This trauma across the Channel darkened the first months of James’s reign, when in February 1685 he became the Catholic king of Europe’s largest remaining Protestant realm. Like several other circumspect northern princes, Charles and James had moved towards Catholicism, partly for personal and family reasons—the influence of their French mother—but also because they shared the universal view that Catholicism buttressed royal authority. Charles’s position was mainly political, but James was genuinely Catholic. In either case, their combination of religious and secular power was stigmatized by their opponents as “Popery.” It was all the more alarming in the light of the persecution in France, which James approved of. The choice, as one peer put it, was “whether I will be a slave and a Papist, or a Protestant and a free man.”13 Rebellions against James broke out in Scotland and in the West Country, where Charles I’s illegitimate Protestant son the Duke of Monmouth proclaimed himself king. The risings were quickly and harshly suppressed. A woman was burned at the stake for harbouring a traitor, and some 300 men were hanged, drawn and quartered: the execution grounds were awash with body fluids. James’s aim was to legalize Catholicism in his kingdoms. He tried to both charm and bully Anglicans into an alliance with Catholics against the turbulent Dissenters, even meeting every MP individually. When this failed, he switched desperately to an opposite strategy: to create an alliance of Catholics and Dissenters against the Anglican establishment by offering toleration to both. He dared not end the exclusion of Catholics from Parliament, but instead took steps to pack the House of Commons with Dissenters. He sacked two-thirds of Anglican JPs and Lords Lieutenant and appointed a disproportionate number of Dissenters and Catholics to positions of military and political power: Catholics included a Secretary of State, the acting Lord Lieutenant of Ireland, the Lord Chancellor, and the commander of the fleet. A Jesuit, Father Edward Petre, joined the Privy Council. James intended Catholicism to attain equality with the “established” church, with its own bishops, parishes, tithes and colleges. This meant displacing Anglicans: for example Magdalen College, Oxford, was ordered to elect a Catholic president, and when its Fellows refused they were all expelled.14 Mass was publicly celebrated at the Chapel Royal, and a papal nuncio received. Some hoped and many feared that in the fullness of time the whole country would, like France, be brought back to Catholicism. James’s strategy became suddenly more credible when in June 1688 a male heir, who took precedence over his Anglican half-sisters Mary and Anne, was born and baptized a Catholic. The rumour spread that the baby was not genuine, but had been smuggled into the queen’s bedroom in a warming-pan.From the Hardcover edition.

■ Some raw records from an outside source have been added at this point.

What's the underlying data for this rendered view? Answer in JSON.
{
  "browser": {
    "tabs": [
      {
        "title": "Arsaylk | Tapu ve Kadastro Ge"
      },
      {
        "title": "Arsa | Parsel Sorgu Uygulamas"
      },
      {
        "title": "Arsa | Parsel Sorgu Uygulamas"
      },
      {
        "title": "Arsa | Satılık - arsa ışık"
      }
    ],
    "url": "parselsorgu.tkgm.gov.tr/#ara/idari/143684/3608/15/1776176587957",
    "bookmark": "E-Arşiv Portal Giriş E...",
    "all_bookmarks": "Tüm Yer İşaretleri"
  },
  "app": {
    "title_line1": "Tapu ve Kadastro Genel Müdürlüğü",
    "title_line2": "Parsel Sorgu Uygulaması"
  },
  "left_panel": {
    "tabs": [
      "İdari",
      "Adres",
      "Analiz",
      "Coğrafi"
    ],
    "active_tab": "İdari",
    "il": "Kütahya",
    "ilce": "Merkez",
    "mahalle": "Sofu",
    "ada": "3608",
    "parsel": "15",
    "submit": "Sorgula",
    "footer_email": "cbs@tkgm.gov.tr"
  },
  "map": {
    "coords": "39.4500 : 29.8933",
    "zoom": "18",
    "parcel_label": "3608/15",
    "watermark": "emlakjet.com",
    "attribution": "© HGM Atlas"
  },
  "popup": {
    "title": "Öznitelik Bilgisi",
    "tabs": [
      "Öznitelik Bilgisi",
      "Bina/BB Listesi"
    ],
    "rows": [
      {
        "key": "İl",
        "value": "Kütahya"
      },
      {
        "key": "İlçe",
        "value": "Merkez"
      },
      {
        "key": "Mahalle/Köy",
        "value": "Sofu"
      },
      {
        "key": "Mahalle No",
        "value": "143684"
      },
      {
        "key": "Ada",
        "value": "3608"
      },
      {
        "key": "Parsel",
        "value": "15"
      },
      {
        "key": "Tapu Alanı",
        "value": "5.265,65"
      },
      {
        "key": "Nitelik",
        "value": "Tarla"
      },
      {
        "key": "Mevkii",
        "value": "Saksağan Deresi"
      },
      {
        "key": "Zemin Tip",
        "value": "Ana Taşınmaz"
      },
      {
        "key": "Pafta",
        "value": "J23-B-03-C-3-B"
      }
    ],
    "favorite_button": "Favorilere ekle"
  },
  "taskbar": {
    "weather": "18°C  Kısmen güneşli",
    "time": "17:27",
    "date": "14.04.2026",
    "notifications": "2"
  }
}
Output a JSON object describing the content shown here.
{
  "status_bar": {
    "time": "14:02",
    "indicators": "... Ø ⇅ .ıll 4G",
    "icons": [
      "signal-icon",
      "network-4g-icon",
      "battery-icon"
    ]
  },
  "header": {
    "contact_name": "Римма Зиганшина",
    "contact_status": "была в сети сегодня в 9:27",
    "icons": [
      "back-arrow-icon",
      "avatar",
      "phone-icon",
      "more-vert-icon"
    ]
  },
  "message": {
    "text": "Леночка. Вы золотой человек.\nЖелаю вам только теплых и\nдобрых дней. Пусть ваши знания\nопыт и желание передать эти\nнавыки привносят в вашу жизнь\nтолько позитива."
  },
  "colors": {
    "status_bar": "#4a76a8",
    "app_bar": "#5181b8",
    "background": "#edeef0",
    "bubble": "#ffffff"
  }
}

Excerpted from That Sweet Enemy by Robert and Isabelle Tombs. Copyright © 2007 by Isabelle Tombs. Excerpted by permission of Vintage, a division of Random House LLC. All rights reserved. No part of this excerpt may be reproduced or reprinted without permission in writing from the publisher.